◆ **Available records**:

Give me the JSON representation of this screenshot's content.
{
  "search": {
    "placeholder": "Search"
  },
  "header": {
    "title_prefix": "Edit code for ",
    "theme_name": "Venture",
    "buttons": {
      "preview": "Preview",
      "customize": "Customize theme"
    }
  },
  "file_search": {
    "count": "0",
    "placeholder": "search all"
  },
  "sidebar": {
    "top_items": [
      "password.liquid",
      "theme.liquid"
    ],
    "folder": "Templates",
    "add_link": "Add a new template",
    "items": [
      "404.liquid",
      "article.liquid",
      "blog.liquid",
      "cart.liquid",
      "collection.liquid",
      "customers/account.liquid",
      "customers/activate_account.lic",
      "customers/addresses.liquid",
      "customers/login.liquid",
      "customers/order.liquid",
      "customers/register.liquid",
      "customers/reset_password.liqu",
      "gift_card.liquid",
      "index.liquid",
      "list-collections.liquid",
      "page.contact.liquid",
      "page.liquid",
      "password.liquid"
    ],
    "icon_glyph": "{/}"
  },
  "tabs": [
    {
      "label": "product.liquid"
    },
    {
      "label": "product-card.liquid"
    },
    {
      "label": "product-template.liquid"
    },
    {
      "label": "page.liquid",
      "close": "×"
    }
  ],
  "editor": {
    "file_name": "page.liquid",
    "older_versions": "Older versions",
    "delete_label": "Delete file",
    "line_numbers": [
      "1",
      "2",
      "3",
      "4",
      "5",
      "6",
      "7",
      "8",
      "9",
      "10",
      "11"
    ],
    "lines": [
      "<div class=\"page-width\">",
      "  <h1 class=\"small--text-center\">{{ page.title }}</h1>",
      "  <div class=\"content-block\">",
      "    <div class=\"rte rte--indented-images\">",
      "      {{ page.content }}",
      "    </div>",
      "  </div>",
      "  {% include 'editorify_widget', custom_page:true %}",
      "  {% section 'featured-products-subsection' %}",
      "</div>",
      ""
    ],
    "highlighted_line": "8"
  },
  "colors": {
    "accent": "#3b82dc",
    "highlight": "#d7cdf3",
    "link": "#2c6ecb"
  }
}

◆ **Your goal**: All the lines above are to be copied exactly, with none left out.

◆ **Output for this exercise**:
Give me the JSON representation of this screenshot's content.
{
  "search": {
    "placeholder": "Search"
  },
  "header": {
    "title_prefix": "Edit code for ",
    "theme_name": "Venture",
    "buttons": {
      "preview": "Preview",
      "customize": "Customize theme"
    }
  },
  "file_search": {
    "count": "0",
    "placeholder": "search all"
  },
  "sidebar": {
    "top_items": [
      "password.liquid",
      "theme.liquid"
    ],
    "folder": "Templates",
    "add_link": "Add a new template",
    "items": [
      "404.liquid",
      "article.liquid",
      "blog.liquid",
      "cart.liquid",
      "collection.liquid",
      "customers/account.liquid",
      "customers/activate_account.lic",
      "customers/addresses.liquid",
      "customers/login.liquid",
      "customers/order.liquid",
      "customers/register.liquid",
      "customers/reset_password.liqu",
      "gift_card.liquid",
      "index.liquid",
      "list-collections.liquid",
      "page.contact.liquid",
      "page.liquid",
      "password.liquid"
    ],
    "icon_glyph": "{/}"
  },
  "tabs": [
    {
      "label": "product.liquid"
    },
    {
      "label": "product-card.liquid"
    },
    {
      "label": "product-template.liquid"
    },
    {
      "label": "page.liquid",
      "close": "×"
    }
  ],
  "editor": {
    "file_name": "page.liquid",
    "older_versions": "Older versions",
    "delete_label": "Delete file",
    "line_numbers": [
      "1",
      "2",
      "3",
      "4",
      "5",
      "6",
      "7",
      "8",
      "9",
      "10",
      "11"
    ],
    "lines": [
      "<div class=\"page-width\">",
      "  <h1 class=\"small--text-center\">{{ page.title }}</h1>",
      "  <div class=\"content-block\">",
      "    <div class=\"rte rte--indented-images\">",
      "      {{ page.content }}",
      "    </div>",
      "  </div>",
      "  {% include 'editorify_widget', custom_page:true %}",
      "  {% section 'featured-products-subsection' %}",
      "</div>",
      ""
    ],
    "highlighted_line": "8"
  },
  "colors": {
    "accent": "#3b82dc",
    "highlight": "#d7cdf3",
    "link": "#2c6ecb"
  }
}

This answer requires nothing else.